**The problem**
Report each line from the data below that holds the word "date".

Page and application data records
────
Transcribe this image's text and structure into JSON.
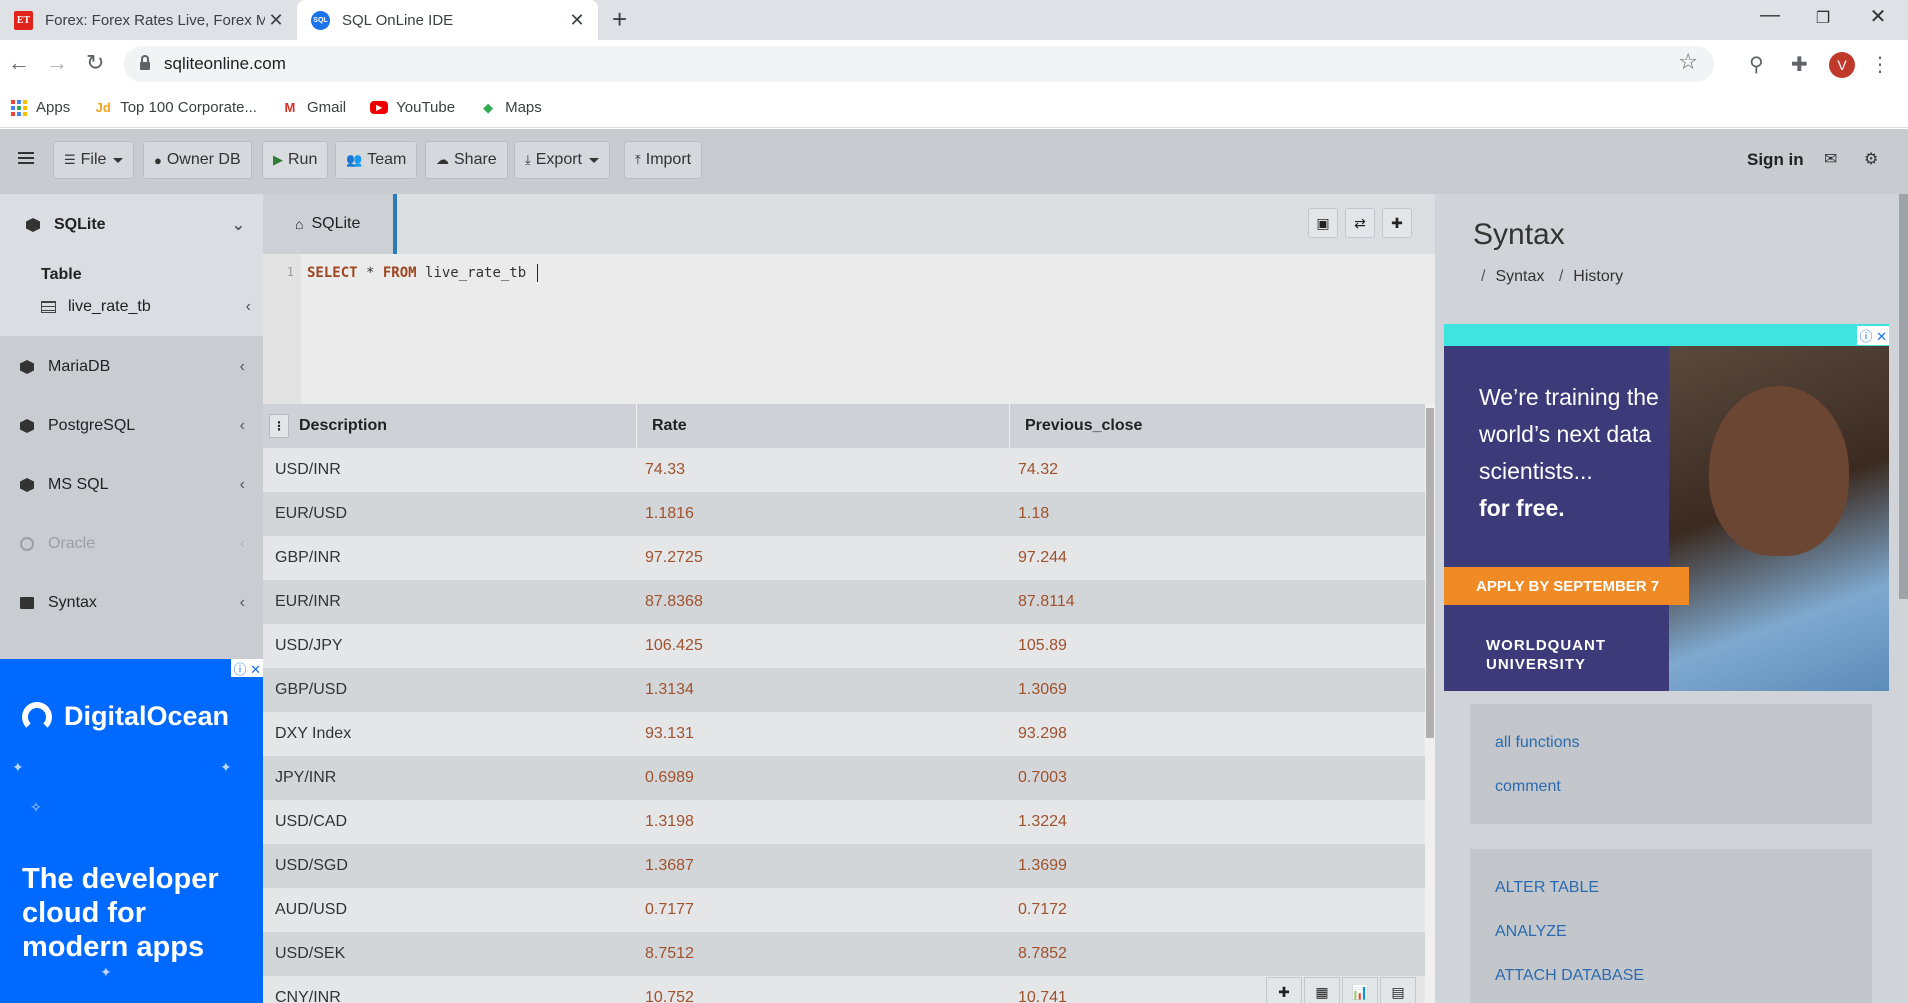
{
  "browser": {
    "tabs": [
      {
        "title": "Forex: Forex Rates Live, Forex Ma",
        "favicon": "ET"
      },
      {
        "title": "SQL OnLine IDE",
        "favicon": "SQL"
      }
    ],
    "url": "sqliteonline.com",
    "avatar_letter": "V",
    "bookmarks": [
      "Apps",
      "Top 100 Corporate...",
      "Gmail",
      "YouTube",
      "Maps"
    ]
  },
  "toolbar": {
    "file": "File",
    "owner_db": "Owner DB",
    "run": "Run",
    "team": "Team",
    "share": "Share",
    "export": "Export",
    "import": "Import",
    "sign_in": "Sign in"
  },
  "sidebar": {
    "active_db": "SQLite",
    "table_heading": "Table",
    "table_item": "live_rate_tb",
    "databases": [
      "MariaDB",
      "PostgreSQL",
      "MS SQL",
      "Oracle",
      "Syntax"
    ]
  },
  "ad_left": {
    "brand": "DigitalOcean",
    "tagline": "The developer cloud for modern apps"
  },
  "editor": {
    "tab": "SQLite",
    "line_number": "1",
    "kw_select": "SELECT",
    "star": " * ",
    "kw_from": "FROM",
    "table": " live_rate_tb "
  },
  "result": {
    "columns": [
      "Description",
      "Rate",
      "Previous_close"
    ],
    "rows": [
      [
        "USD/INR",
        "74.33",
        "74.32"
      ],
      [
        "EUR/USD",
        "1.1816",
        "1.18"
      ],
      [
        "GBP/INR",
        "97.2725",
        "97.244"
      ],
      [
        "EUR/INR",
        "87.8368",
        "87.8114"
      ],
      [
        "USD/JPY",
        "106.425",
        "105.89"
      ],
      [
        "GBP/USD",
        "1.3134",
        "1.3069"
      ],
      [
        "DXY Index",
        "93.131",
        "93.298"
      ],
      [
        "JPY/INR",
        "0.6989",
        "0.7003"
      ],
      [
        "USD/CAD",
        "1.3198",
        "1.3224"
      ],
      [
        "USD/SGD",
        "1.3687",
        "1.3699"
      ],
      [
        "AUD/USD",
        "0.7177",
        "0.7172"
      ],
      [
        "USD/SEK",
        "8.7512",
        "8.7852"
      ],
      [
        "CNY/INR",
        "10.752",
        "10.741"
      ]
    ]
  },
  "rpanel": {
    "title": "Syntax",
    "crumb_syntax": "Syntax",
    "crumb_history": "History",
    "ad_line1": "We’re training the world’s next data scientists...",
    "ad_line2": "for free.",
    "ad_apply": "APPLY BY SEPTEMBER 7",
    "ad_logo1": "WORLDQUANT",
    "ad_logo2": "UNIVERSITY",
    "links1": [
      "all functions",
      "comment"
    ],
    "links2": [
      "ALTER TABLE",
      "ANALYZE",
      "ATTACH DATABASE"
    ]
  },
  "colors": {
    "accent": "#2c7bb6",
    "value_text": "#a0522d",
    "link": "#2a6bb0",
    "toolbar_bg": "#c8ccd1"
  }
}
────
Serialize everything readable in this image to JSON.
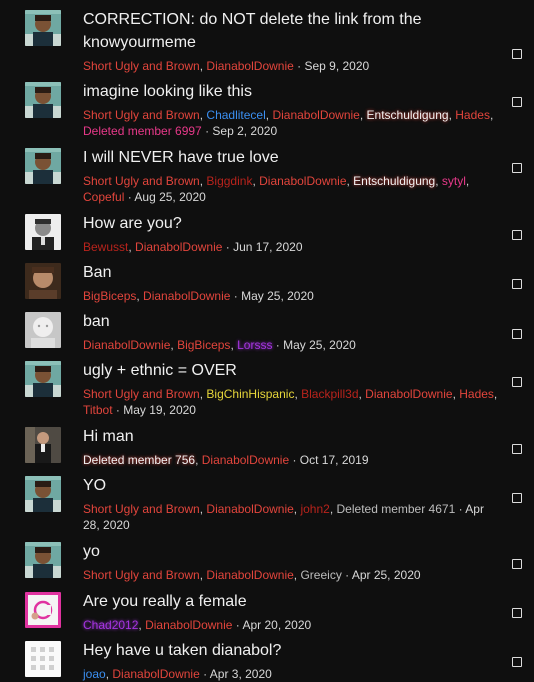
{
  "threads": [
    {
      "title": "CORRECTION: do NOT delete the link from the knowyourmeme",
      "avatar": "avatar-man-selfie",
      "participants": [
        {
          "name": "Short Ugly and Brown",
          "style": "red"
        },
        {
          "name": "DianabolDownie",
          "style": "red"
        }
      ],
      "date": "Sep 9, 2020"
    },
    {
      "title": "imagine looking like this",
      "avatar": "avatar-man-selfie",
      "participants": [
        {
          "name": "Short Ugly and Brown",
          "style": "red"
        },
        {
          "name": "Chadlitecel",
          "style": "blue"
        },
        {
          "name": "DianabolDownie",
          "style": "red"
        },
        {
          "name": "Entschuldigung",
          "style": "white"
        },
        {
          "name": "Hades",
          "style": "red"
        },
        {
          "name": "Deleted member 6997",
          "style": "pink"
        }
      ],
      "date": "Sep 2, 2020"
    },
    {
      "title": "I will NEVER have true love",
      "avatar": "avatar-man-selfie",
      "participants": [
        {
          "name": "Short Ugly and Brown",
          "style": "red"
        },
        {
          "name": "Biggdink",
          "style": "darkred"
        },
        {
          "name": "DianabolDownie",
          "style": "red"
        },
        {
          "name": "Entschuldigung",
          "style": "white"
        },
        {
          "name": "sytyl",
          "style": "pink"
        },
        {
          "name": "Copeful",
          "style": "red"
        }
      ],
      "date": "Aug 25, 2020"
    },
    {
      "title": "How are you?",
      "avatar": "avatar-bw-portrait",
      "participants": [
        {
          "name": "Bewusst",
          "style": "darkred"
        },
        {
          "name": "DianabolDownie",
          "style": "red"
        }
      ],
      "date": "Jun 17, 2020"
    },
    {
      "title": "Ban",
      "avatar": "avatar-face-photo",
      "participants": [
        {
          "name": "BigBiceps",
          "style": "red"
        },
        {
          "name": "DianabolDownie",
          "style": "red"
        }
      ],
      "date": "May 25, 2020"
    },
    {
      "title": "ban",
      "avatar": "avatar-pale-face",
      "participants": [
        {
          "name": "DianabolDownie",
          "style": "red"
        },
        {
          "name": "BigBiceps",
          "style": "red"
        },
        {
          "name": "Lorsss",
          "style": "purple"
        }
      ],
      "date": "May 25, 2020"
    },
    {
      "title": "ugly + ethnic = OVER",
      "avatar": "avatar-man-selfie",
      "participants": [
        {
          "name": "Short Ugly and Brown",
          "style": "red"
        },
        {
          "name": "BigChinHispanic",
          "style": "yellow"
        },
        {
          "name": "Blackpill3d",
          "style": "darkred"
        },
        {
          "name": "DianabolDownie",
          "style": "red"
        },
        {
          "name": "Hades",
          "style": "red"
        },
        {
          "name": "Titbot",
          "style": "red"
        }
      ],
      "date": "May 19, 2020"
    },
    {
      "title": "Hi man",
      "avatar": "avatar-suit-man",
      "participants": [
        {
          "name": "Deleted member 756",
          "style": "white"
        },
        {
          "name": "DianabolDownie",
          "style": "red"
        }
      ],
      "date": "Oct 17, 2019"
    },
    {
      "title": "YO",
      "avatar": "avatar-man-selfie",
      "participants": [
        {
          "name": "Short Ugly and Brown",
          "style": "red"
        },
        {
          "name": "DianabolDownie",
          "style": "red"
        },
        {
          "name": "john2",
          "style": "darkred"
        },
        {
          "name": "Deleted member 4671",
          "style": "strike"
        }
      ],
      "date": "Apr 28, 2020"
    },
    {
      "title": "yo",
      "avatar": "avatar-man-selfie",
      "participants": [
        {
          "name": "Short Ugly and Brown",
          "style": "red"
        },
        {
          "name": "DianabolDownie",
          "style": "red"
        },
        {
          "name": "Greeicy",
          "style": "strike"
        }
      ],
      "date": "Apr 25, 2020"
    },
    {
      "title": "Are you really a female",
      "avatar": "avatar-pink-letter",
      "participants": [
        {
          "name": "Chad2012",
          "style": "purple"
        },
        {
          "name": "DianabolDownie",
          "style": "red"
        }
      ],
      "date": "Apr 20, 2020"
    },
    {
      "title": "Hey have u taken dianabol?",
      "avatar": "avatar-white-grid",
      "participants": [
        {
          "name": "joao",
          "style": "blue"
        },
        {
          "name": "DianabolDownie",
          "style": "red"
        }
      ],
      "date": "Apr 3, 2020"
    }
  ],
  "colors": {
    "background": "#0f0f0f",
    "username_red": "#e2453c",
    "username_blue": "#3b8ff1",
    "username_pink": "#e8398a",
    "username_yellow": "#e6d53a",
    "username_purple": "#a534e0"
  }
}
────
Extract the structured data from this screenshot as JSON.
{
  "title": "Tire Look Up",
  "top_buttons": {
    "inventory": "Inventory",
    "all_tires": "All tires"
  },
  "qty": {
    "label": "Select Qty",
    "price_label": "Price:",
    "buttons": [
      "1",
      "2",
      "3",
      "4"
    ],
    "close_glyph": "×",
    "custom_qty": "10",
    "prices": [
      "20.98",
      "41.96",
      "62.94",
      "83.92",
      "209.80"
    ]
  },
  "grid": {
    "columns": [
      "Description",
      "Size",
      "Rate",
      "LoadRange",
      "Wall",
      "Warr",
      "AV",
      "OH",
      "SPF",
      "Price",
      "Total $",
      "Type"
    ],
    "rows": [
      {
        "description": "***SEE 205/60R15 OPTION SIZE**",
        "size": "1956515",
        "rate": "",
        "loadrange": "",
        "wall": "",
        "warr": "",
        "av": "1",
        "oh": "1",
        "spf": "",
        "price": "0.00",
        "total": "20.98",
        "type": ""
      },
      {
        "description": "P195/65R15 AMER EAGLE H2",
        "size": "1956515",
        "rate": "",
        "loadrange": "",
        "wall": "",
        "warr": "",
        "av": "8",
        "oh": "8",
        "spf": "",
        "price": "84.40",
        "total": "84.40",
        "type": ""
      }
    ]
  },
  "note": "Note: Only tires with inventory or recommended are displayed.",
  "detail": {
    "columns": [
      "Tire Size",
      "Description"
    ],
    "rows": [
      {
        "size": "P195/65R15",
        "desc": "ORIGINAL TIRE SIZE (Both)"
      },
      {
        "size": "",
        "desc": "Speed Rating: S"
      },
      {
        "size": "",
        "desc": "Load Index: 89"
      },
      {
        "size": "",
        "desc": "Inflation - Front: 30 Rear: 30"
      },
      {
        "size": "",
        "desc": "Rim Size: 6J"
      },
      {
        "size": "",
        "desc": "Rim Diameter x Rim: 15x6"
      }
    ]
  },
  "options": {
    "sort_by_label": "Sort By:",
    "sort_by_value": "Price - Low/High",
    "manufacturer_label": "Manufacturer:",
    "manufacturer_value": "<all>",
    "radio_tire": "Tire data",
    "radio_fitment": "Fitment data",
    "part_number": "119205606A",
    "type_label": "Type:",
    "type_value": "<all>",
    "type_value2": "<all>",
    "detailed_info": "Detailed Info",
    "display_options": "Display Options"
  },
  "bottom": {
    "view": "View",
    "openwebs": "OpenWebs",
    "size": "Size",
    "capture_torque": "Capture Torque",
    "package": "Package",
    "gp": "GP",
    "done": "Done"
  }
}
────
**Exercise response**
      "date": "Sep 9, 2020"
      "date": "Sep 2, 2020"
      "date": "Aug 25, 2020"
      "date": "Jun 17, 2020"
      "date": "May 25, 2020"
      "date": "May 25, 2020"
      "date": "May 19, 2020"
      "date": "Oct 17, 2019"
      "date": "Apr 28, 2020"
      "date": "Apr 25, 2020"
      "date": "Apr 20, 2020"
      "date": "Apr 3, 2020"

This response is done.